Picture of a sphere with binary code

Making Strathclyde research discoverable to the world...

The Strathprints institutional repository is a digital archive of University of Strathclyde research outputs. It exposes Strathclyde's world leading Open Access research to many of the world's leading resource discovery tools, and from there onto the screens of researchers around the world.

Explore Strathclyde Open Access research content

Effect of 405 nm high-intensity narrow-spectrum light on fibroblast populated collagen lattices : an in vitro model of wound healing

Mcdonald, Richard and Grant, M. Helen and Macgregor, Scott J. and Anderson, John G. and Maclean, Michelle (2011) Effect of 405 nm high-intensity narrow-spectrum light on fibroblast populated collagen lattices : an in vitro model of wound healing. Journal of Biomedical Optics, 16 (4). ISSN 1083-3668

Full text not available in this repository. (Request a copy from the Strathclyde author)

Abstract

High-intensity narrow-spectrum (HINS) 405-nm light is a novel technology developed to address the significant problem of health-care associated infection. Its potential for wound-decontamination applications is assessed on mammalian cells and bacteria. The fibroblast-populated collagen lattice (FPCL) is used as an in vitro model of wound healing, and the effect of HINS light on contraction is examined. Effects on cell proliferation, morphological changes, and α-smooth muscle actin (α-SMA) expression are investigated. Bactericidal effects are assessed using the bacterium Staphylococcus epidermidis. Low doses of HINS light were found to have no significant inhibitory effects on FPCL contraction, cell proliferation, or α-SMA expression. Doses of up to 18 Jcm−2 had no significant inhibitory effects on FPCL cell numbers, and this dose was shown to cause almost complete inactivation of bacteria.
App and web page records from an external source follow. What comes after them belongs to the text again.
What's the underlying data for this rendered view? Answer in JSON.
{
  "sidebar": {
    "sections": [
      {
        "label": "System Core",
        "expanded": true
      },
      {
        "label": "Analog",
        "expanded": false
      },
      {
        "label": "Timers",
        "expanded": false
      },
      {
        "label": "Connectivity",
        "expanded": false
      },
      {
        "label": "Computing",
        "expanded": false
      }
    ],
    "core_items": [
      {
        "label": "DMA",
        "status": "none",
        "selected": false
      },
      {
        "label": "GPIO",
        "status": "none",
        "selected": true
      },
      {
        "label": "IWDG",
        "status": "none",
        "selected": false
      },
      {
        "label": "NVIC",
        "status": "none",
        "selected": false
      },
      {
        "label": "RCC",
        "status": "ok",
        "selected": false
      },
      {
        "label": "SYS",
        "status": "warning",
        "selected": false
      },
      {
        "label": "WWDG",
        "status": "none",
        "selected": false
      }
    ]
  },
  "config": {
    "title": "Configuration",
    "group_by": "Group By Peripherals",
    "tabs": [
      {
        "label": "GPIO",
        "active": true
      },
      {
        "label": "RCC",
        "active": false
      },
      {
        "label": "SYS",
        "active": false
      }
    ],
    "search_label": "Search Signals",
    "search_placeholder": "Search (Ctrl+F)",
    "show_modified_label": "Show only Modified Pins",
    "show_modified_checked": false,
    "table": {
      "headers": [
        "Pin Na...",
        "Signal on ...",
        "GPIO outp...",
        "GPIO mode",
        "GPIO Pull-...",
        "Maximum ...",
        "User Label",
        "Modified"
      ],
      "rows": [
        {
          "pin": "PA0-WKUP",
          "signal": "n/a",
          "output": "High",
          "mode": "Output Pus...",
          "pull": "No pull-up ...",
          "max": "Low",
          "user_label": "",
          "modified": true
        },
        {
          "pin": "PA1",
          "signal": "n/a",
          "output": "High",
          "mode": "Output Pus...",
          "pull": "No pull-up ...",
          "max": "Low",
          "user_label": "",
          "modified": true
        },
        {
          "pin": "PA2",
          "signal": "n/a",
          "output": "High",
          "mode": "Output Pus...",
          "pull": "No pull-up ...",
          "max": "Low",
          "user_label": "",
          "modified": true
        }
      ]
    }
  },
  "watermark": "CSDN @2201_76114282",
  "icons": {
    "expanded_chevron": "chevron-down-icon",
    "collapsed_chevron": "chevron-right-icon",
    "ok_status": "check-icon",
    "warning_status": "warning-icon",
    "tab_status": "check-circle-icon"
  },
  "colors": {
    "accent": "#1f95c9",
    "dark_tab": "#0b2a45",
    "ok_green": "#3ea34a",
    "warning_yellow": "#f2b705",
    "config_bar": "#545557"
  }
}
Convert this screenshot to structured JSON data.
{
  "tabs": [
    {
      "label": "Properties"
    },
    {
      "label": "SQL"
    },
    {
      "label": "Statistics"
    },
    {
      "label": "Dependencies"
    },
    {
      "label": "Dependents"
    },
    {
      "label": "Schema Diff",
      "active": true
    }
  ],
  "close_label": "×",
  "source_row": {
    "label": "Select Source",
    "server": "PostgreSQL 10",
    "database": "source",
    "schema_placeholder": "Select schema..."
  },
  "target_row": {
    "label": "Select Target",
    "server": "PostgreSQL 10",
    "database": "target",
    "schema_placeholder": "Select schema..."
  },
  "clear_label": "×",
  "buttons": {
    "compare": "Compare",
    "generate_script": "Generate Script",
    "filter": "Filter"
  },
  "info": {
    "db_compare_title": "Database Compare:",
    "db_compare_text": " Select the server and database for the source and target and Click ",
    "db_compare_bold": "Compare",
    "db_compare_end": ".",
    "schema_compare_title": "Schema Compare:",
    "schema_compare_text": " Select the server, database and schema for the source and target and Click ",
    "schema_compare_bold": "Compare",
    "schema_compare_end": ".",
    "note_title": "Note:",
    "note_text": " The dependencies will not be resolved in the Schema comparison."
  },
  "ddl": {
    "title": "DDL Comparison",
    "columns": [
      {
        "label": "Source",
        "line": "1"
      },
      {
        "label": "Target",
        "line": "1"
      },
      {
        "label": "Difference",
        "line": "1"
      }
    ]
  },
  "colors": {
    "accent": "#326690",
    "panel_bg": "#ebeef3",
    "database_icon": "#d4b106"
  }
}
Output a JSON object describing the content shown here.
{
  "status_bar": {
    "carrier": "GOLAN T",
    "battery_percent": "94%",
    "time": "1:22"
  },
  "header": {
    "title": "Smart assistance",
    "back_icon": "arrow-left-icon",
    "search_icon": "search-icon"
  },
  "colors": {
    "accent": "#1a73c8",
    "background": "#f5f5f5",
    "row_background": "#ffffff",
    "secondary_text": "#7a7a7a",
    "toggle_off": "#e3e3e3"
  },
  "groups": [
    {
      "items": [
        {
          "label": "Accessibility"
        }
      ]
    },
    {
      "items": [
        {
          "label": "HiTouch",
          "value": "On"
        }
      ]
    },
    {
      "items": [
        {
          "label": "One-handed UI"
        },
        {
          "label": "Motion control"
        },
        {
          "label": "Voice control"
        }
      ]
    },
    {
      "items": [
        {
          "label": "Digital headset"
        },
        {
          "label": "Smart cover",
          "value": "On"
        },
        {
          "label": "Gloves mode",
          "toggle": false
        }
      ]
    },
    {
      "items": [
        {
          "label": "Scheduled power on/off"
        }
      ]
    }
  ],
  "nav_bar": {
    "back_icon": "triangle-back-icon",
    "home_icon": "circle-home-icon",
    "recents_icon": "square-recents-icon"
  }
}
These results show that HINS light has potential for disinfection applications without adversely influencing wound healing.